Brief | Go through the records and copy each line where the string "screenshot" occurs.

Input for this task |

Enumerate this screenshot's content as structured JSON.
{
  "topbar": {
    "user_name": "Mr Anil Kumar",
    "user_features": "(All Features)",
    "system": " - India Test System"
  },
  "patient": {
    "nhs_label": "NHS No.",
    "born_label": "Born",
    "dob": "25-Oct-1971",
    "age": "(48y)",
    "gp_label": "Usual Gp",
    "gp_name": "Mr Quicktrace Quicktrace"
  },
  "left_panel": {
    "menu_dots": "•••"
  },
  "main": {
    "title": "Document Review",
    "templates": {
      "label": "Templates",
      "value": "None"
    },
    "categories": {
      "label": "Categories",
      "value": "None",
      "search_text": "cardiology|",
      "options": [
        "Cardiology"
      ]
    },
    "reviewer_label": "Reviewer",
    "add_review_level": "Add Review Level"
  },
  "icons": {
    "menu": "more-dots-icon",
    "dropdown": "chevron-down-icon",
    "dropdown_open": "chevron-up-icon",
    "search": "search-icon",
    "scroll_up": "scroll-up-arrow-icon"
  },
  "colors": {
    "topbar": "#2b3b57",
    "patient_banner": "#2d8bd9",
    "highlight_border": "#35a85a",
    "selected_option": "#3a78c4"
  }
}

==

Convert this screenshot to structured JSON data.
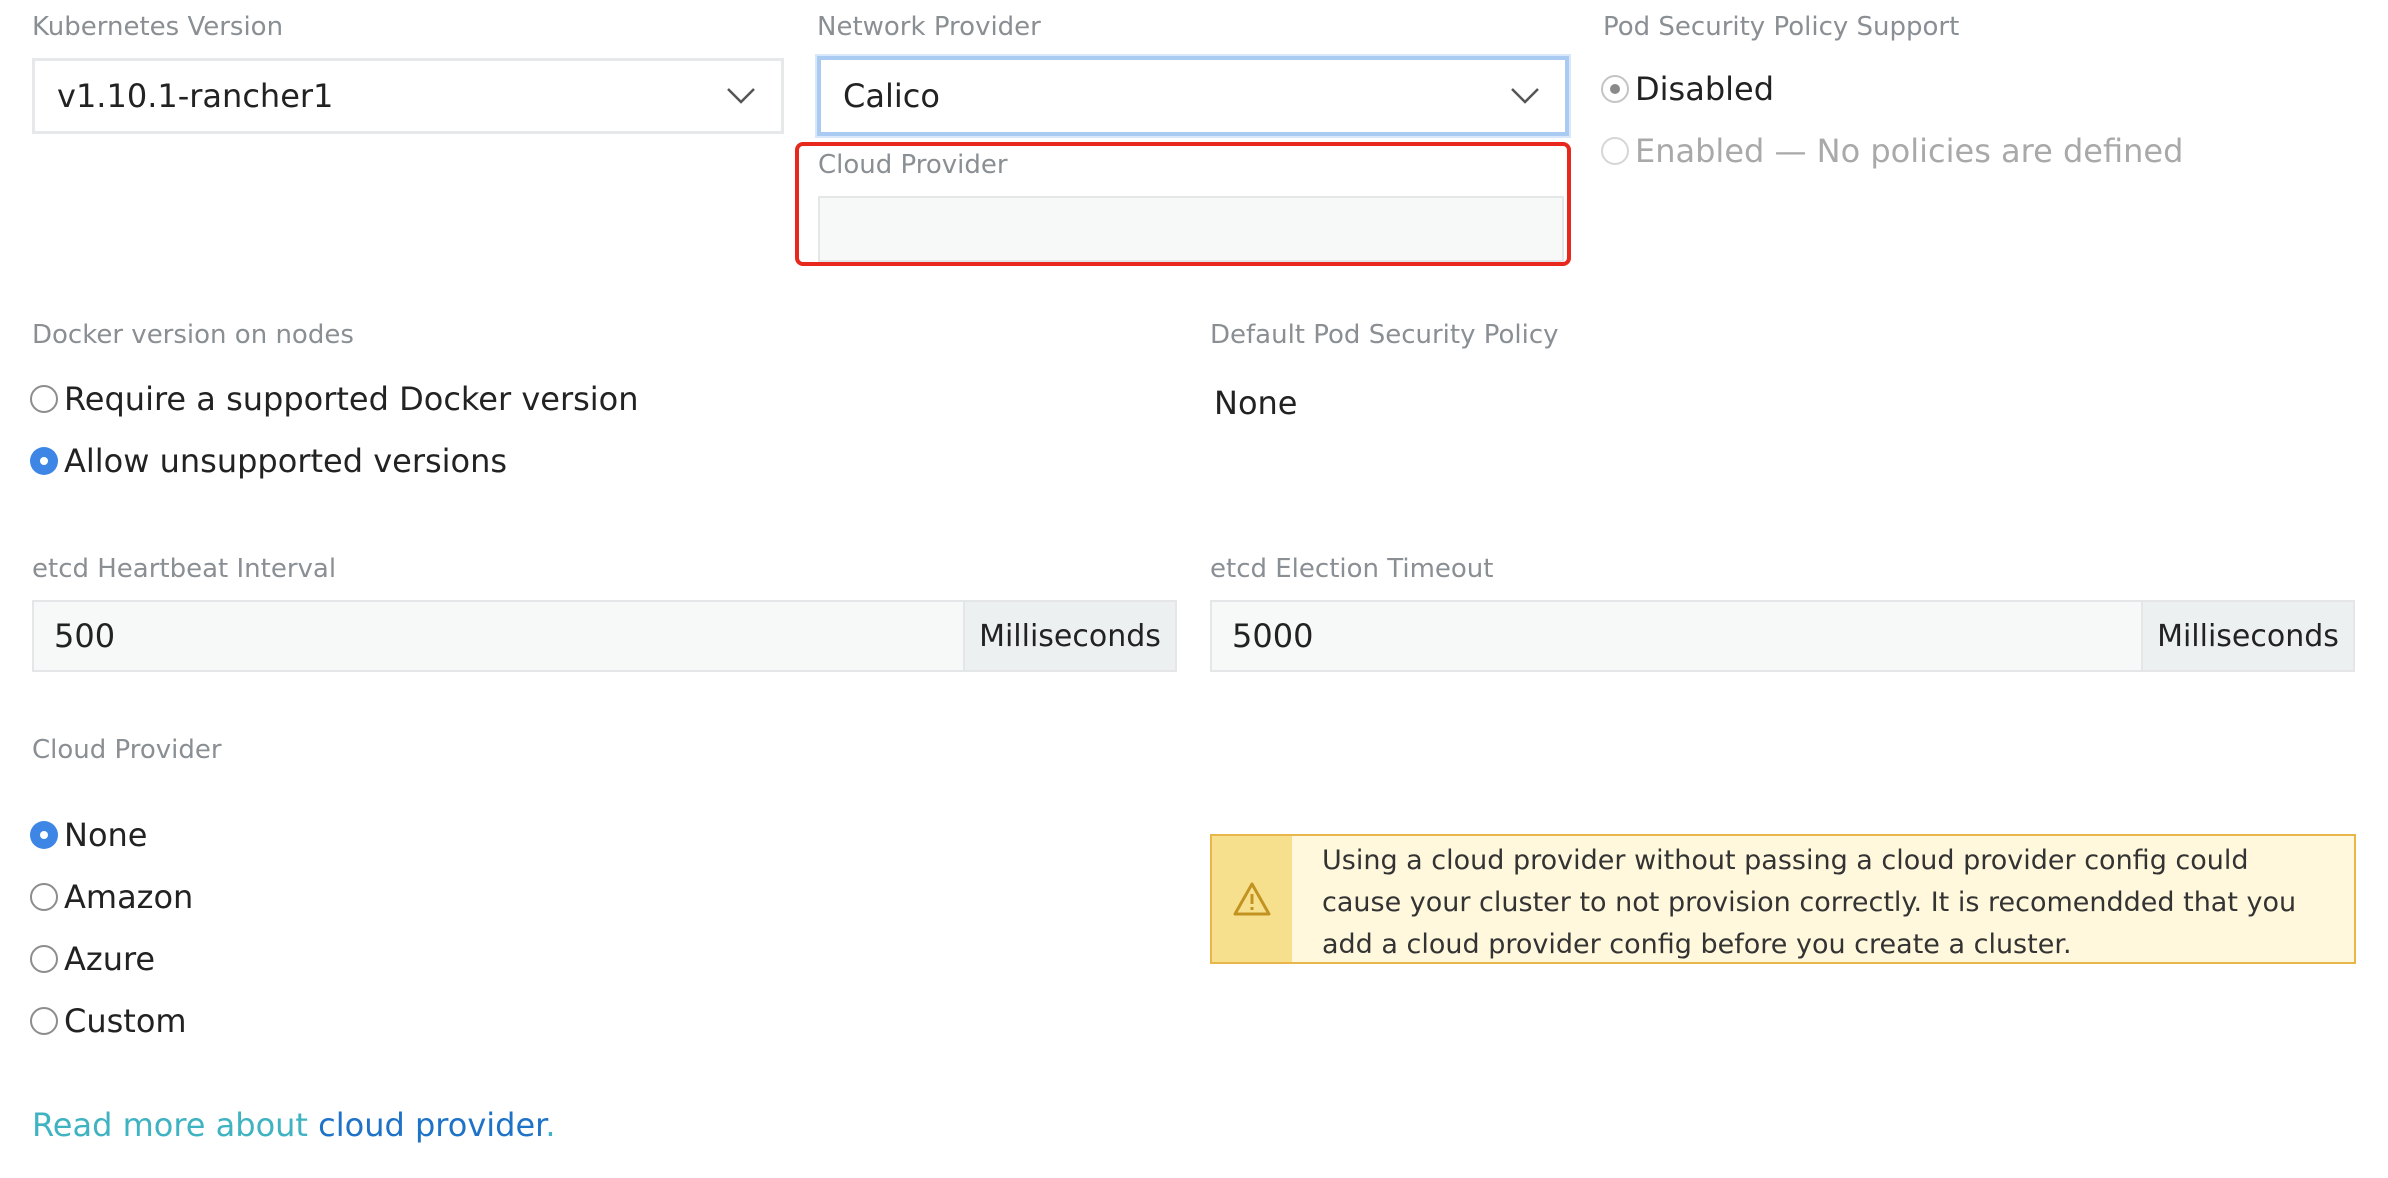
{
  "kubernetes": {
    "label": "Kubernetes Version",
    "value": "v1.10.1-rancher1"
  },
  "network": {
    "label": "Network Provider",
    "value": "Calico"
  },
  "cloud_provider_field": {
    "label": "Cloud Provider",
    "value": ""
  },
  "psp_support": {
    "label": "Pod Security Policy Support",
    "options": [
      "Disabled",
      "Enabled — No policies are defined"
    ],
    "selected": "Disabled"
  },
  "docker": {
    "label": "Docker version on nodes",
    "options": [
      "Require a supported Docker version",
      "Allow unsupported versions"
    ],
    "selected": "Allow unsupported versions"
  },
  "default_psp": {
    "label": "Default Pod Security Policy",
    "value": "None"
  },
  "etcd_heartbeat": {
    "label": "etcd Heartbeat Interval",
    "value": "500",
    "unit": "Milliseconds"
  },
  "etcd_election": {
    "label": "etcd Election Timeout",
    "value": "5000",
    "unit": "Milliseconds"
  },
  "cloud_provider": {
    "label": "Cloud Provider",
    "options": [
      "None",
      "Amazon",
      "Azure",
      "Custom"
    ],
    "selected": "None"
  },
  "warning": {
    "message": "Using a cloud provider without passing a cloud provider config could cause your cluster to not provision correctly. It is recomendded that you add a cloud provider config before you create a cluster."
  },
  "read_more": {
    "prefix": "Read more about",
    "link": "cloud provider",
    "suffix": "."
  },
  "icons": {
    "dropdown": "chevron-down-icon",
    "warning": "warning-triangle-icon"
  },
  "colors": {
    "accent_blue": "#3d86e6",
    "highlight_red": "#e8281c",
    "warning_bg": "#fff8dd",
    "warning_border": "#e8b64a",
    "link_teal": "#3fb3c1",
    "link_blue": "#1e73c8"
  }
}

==

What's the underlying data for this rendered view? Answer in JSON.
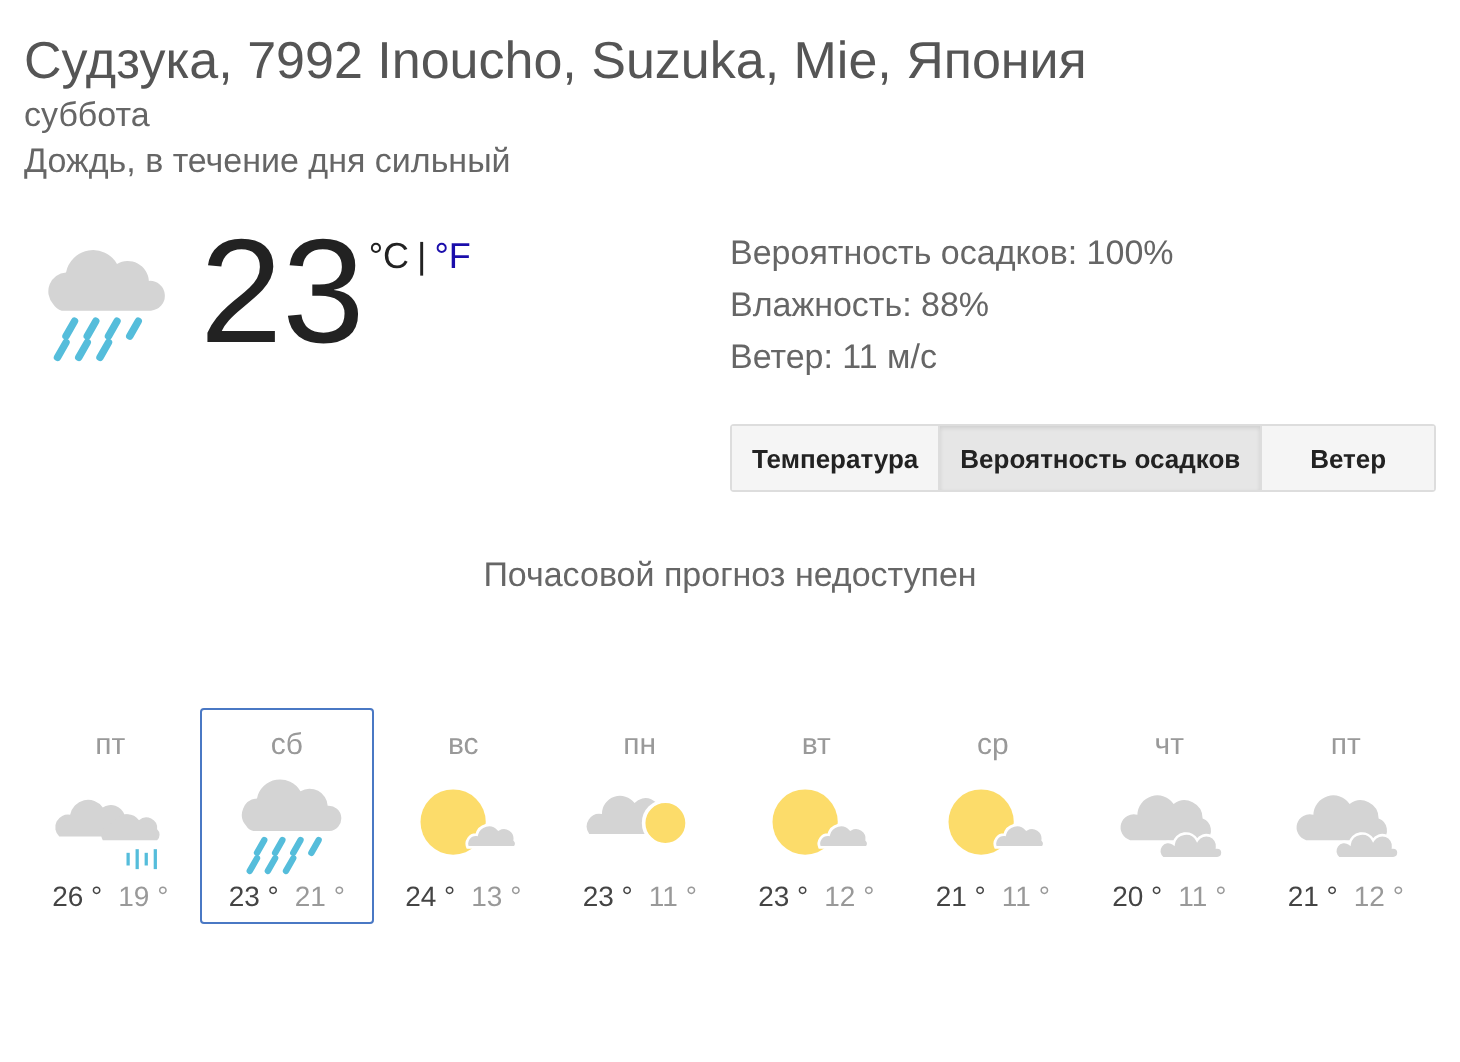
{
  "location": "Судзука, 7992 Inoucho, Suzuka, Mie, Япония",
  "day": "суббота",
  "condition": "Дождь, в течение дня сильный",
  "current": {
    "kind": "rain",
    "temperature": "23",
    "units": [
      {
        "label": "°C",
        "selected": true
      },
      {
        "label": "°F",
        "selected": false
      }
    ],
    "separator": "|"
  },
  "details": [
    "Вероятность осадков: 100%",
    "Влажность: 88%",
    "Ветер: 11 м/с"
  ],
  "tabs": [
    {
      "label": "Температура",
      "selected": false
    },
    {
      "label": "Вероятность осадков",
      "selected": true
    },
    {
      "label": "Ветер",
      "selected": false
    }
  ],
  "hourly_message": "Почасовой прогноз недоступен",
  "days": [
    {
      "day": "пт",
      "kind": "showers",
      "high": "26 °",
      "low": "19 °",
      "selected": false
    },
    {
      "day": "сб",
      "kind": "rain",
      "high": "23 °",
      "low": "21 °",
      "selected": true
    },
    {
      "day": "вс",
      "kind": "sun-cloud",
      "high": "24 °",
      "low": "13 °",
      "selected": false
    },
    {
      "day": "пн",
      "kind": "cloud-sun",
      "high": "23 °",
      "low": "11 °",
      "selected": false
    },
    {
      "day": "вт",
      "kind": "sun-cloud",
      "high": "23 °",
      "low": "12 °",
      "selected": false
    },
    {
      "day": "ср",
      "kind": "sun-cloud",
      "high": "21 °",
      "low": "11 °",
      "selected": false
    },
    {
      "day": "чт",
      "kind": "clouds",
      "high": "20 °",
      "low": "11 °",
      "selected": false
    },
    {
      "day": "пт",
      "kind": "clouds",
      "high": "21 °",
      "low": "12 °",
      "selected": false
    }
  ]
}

Exercise result |
Enumerate this screenshot's content as structured JSON.
Convert this screenshot to structured JSON data.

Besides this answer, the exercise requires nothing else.